Are you trying to scare your salespeople into getting results? Where there’s fear, there can be no enthusiasm. And where there’s no enthusiasm, there are poor sales.
1.) Take a good look at yourself. Are you really projecting enthusiasm for your company and its products? Do you come in everyday with a smile on your face? Are you truly happy to be where you are? Your reps’ attitudes will mirror yours. And sincerity is everything. We all know when someone is faking it.
2.) Old school selling tactics comfort sales managers and CEOs, but they aren’t necessarily the best way to sell. I’ve seen lots of sales managers require their reps to make 10 or 20 cold calls a day. At the end of the day the rep has made a lot of calls, been rejected a lot, and is slowly becoming a broken man or woman. But the manager knows there was activity! Yahoo! Someone made some calls! Never mind that they never saw a decision maker and their morale is destroyed by the failure to actually sell anything. The manager is overjoyed that he has something to show his boss. Call were made! Pavement was pounded!
Ice cold calling is the least effective way to sell. People buy from people they know and like. In fact, 80% of buying decisions are made because the buyer LIKES the sales person, not because the price was the lowest or the product superior. Who likes someone who shows up without an appointment? Who even SEES someone who shows up without an appointment?
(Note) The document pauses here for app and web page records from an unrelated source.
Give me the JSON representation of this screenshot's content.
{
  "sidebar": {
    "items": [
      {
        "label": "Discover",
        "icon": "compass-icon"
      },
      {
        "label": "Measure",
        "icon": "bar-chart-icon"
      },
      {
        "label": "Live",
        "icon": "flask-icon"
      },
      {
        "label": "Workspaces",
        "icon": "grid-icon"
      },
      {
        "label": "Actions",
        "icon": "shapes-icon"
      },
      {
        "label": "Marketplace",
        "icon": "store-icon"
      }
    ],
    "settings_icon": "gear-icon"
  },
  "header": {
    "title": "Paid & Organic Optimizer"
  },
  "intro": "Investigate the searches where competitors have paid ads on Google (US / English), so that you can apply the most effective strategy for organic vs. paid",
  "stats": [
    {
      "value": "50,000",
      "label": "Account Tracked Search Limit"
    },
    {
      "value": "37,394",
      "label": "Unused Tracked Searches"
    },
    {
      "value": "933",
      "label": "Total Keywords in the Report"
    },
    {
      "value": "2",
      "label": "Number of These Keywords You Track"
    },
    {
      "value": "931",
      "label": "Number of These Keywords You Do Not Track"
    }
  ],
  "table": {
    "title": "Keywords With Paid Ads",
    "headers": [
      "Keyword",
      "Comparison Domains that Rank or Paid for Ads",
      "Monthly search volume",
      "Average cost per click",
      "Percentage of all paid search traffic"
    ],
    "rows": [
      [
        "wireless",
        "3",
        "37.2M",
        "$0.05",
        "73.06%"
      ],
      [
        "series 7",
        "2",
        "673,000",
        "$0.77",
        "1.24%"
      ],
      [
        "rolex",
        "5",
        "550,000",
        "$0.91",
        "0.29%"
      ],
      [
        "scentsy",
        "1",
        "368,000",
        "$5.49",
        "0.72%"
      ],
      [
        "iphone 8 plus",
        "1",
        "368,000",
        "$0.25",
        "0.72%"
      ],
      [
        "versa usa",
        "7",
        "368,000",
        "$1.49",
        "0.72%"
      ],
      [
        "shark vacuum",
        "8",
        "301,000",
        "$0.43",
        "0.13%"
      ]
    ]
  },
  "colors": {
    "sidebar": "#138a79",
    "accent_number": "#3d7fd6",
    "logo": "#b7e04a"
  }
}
Building relationships is the key to selling success.
(And FireStar has a sales training seminar designed to teach reps how to do just that.) If you are pressuring your reps to generate call reports rather than helping them close sales, you are micromanaging, not leading. And many reps with good potential will leave.
3.) Good salespeople have to learn to listen effectively. Develop your listening skills and those of your salespeople. More sales are lost by an inability to hear objections, closing signals, questions, and true customer needs than by not making enough cold calls.
4.) Are you giving your reps all the tools you can? Some sales driven companies have the worst marketing programs imaginable. They send out sales reps with no backup. There aren’t effective direct mail pieces to help warm up prospects. There are no newsletters or e-zines to communicate with prospects and to further develop current customers.
There isn’t even a good database to track activity. Companies may sponsor events, but the reps aren’t invited to attend. Effective marketing and an outside salesforce go hand in hand. Expecting a salesforce to do it all is like sending soldiers into battle with no weapons. It won’t win the war, and it will generate one hell of a body count.
5.) Do you treat your reps like the enemy? Believe me, they want to generate sales. They hate ending the day without a success. They dread facing your look of disappointment and the often public humiliation of the sales postings. Are you treating them like your team and coaching them to victory or are you convinced they are a bunch of slackers loafing and goofing off whenever possible? People rise to our expectations of them. What do you expect out of the people you hired? Are you willing to stop micromanaging them and start believing in them?
If you’re a sales manager, I don’t mean to be hard on you – I’m just trying to wake you up to your role as a leader. Your salespeople may be having a difficult time. Coming down hard on them and pressuring them is not the answer if you want to produce results.
I also know that that is exactly what is being done to many of you, you are merely passing it on. But does it work on you? Does it inspire you to be creative and produce your best work ? Are you happy to come to work in the morning and do you look forward to finding out what you can make happen that day?
Everyone wants to feel appreciated and believed in. I bet you’re already giving 110% and working extra hours. You want to impress the boss, not feel like you have to avoid the boss. You’d like nothing better if the boss would stop you in the hall and tell you he appreciates all the hard work you’re doing.
Support your people. Believe in them. Give them the information, marketing materials, and training they need to do their jobs. Remember it’s your job as leader to see that they succeed. They are your team, not your enemies.
Feel free to pass this article on to YOUR boss – even the best leaders sometimes forget.